**WORK INSTRUCTION:** Repeat the material below. Keep every line exactly as written.

"""

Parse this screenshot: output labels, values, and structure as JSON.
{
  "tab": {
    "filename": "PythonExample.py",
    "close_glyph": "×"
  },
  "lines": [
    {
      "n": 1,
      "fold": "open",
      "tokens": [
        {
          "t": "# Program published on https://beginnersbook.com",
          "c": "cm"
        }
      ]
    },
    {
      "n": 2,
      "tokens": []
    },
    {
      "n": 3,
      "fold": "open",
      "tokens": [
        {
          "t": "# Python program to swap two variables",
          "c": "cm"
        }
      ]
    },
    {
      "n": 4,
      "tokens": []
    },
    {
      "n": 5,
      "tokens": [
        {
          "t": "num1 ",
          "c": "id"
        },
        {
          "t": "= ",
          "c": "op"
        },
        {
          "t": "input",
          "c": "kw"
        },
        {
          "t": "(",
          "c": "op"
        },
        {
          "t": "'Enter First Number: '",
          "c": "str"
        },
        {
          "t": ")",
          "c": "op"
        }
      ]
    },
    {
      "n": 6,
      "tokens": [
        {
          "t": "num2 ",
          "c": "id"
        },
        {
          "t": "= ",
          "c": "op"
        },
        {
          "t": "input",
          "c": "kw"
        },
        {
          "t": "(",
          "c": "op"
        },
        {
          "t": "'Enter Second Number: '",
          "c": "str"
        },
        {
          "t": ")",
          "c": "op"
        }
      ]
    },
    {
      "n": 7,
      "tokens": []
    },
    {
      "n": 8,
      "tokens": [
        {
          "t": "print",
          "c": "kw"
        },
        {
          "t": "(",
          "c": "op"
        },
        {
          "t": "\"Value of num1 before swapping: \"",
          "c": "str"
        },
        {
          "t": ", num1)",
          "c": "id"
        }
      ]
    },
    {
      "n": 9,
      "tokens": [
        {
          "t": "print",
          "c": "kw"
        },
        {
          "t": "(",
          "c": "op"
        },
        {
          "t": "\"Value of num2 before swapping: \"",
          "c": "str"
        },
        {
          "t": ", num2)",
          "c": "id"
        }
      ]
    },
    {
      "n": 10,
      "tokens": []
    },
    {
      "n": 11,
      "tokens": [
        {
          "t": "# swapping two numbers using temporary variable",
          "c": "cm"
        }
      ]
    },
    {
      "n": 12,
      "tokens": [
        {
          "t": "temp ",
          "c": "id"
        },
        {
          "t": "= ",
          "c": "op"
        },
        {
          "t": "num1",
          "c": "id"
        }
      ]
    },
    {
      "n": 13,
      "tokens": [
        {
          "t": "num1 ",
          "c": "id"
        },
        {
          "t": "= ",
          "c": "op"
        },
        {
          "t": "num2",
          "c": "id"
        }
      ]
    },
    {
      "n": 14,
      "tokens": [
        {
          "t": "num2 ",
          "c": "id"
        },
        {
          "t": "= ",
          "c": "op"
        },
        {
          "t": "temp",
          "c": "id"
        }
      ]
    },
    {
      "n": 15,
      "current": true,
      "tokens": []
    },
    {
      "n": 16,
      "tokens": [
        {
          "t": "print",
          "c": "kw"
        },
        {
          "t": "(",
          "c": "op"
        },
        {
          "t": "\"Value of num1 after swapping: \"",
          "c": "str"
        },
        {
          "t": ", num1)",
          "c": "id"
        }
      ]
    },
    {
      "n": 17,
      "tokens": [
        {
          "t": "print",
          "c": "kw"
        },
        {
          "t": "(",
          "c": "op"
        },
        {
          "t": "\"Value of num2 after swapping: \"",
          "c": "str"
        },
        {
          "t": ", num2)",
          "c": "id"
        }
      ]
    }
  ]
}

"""

**OUTPUT FOR THIS EXERCISE:**
Parse this screenshot: output labels, values, and structure as JSON.
{
  "tab": {
    "filename": "PythonExample.py",
    "close_glyph": "×"
  },
  "lines": [
    {
      "n": 1,
      "fold": "open",
      "tokens": [
        {
          "t": "# Program published on https://beginnersbook.com",
          "c": "cm"
        }
      ]
    },
    {
      "n": 2,
      "tokens": []
    },
    {
      "n": 3,
      "fold": "open",
      "tokens": [
        {
          "t": "# Python program to swap two variables",
          "c": "cm"
        }
      ]
    },
    {
      "n": 4,
      "tokens": []
    },
    {
      "n": 5,
      "tokens": [
        {
          "t": "num1 ",
          "c": "id"
        },
        {
          "t": "= ",
          "c": "op"
        },
        {
          "t": "input",
          "c": "kw"
        },
        {
          "t": "(",
          "c": "op"
        },
        {
          "t": "'Enter First Number: '",
          "c": "str"
        },
        {
          "t": ")",
          "c": "op"
        }
      ]
    },
    {
      "n": 6,
      "tokens": [
        {
          "t": "num2 ",
          "c": "id"
        },
        {
          "t": "= ",
          "c": "op"
        },
        {
          "t": "input",
          "c": "kw"
        },
        {
          "t": "(",
          "c": "op"
        },
        {
          "t": "'Enter Second Number: '",
          "c": "str"
        },
        {
          "t": ")",
          "c": "op"
        }
      ]
    },
    {
      "n": 7,
      "tokens": []
    },
    {
      "n": 8,
      "tokens": [
        {
          "t": "print",
          "c": "kw"
        },
        {
          "t": "(",
          "c": "op"
        },
        {
          "t": "\"Value of num1 before swapping: \"",
          "c": "str"
        },
        {
          "t": ", num1)",
          "c": "id"
        }
      ]
    },
    {
      "n": 9,
      "tokens": [
        {
          "t": "print",
          "c": "kw"
        },
        {
          "t": "(",
          "c": "op"
        },
        {
          "t": "\"Value of num2 before swapping: \"",
          "c": "str"
        },
        {
          "t": ", num2)",
          "c": "id"
        }
      ]
    },
    {
      "n": 10,
      "tokens": []
    },
    {
      "n": 11,
      "tokens": [
        {
          "t": "# swapping two numbers using temporary variable",
          "c": "cm"
        }
      ]
    },
    {
      "n": 12,
      "tokens": [
        {
          "t": "temp ",
          "c": "id"
        },
        {
          "t": "= ",
          "c": "op"
        },
        {
          "t": "num1",
          "c": "id"
        }
      ]
    },
    {
      "n": 13,
      "tokens": [
        {
          "t": "num1 ",
          "c": "id"
        },
        {
          "t": "= ",
          "c": "op"
        },
        {
          "t": "num2",
          "c": "id"
        }
      ]
    },
    {
      "n": 14,
      "tokens": [
        {
          "t": "num2 ",
          "c": "id"
        },
        {
          "t": "= ",
          "c": "op"
        },
        {
          "t": "temp",
          "c": "id"
        }
      ]
    },
    {
      "n": 15,
      "current": true,
      "tokens": []
    },
    {
      "n": 16,
      "tokens": [
        {
          "t": "print",
          "c": "kw"
        },
        {
          "t": "(",
          "c": "op"
        },
        {
          "t": "\"Value of num1 after swapping: \"",
          "c": "str"
        },
        {
          "t": ", num1)",
          "c": "id"
        }
      ]
    },
    {
      "n": 17,
      "tokens": [
        {
          "t": "print",
          "c": "kw"
        },
        {
          "t": "(",
          "c": "op"
        },
        {
          "t": "\"Value of num2 after swapping: \"",
          "c": "str"
        },
        {
          "t": ", num2)",
          "c": "id"
        }
      ]
    }
  ]
}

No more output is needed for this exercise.